European ClassificationB24B37/30, B24B37/32, B24B49/16, B24B41/06B
Legal Events
DateCodeEventDescription
Jun 1, 2010FPExpired due to failure to pay maintenance fee
Effective date: 20100409
Apr 9, 2010LAPSLapse for failure to pay maintenance fees
Nov 16, 2009REMIMaintenance fee reminder mailed
Sep 16, 2005FPAYFee payment
Year of fee payment: 4
Aug 9, 2004ASAssignment
Owner name: EBARA CORPORATION, JAPAN
Free format text: ASSIGNMENT OF ASSIGNORS INTEREST;ASSIGNOR:MITSUBISHI MATERIALS CORPORATION;REEL/FRAME:015661/0092
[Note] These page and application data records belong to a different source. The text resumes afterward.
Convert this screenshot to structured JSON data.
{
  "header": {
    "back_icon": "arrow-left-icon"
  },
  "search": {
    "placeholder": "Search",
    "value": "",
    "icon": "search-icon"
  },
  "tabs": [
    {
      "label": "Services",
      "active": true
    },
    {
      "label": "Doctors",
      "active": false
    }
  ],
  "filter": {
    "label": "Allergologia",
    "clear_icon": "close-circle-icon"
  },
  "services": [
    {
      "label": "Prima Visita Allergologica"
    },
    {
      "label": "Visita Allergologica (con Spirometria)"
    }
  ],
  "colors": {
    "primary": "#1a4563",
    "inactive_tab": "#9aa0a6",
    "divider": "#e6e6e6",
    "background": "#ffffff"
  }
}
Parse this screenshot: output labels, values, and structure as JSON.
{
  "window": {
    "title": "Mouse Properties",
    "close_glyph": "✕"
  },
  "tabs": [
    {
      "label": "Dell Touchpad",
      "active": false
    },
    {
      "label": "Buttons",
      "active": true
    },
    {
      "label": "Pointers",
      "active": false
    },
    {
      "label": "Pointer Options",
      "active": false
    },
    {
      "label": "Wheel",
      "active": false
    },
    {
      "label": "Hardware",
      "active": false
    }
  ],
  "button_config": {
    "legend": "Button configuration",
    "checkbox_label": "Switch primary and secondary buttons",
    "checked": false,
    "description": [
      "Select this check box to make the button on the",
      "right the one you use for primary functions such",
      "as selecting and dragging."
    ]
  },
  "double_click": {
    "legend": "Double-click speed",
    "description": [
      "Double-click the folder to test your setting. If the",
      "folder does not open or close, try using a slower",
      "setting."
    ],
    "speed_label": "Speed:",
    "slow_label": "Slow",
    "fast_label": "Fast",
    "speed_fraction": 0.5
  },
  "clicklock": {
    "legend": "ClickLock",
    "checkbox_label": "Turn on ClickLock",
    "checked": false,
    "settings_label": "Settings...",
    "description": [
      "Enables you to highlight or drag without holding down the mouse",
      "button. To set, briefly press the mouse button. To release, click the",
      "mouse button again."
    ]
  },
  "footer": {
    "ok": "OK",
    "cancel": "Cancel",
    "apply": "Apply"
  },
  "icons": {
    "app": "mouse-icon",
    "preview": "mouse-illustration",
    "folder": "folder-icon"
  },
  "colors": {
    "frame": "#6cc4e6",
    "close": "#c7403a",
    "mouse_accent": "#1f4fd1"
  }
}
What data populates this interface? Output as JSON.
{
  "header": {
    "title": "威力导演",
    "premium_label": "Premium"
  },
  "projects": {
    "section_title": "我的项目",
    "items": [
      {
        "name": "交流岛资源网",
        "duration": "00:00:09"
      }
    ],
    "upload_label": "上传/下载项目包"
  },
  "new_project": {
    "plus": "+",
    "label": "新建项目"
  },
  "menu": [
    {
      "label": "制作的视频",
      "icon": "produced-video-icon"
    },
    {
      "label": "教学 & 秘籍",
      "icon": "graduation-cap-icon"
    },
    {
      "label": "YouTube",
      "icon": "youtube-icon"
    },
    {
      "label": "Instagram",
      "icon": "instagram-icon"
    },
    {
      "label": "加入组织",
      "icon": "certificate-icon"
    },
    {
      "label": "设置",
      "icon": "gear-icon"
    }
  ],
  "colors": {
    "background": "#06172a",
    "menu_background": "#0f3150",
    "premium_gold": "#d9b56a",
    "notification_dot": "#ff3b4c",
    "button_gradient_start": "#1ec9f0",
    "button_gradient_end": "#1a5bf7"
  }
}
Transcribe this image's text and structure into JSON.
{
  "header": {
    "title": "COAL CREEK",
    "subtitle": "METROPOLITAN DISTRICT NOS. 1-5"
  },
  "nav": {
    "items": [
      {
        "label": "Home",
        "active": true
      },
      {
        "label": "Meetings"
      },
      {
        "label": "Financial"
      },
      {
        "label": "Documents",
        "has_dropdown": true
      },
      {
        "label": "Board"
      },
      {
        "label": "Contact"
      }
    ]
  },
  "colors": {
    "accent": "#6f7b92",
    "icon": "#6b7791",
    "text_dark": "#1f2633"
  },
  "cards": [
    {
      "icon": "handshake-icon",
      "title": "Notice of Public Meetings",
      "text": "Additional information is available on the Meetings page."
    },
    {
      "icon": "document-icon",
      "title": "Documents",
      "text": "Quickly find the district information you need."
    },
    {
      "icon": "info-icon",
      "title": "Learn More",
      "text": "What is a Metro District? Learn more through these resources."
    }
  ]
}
Effective date: 20040114
Owner name: EBARA CORPORATION 11-1, HANEDA ASAHI-CHOOHTA-KU, T
Free format text: ASSIGNMENT OF ASSIGNORS INTEREST;ASSIGNOR:MITSUBISHI MATERIALS CORPORATION /AR;REEL/FRAME:015661/0092
Oct 25, 1999ASAssignment
Owner name: MITSUBISHI MATERIALS CORPORATION, JAPAN
Free format text: ASSIGNMENT OF ASSIGNORS INTEREST;ASSIGNORS:PRICE, JASON;CHARIF, MALEK;REEL/FRAME:010334/0375;SIGNING DATES FROM 19991008 TO 19991012
Free format text: ASSIGNMENT OF ASSIGNORS INTEREST;ASSIGNORS:MALONEY, GERARD S.;CHIN, SCOTT;KAJIWARA, JIRO;REEL/FRAME:010334/0361
Effective date: 19990903
Owner name: MITSUBISHI MATERIALS CORPORATION 1-5-1 OHTEMACHI,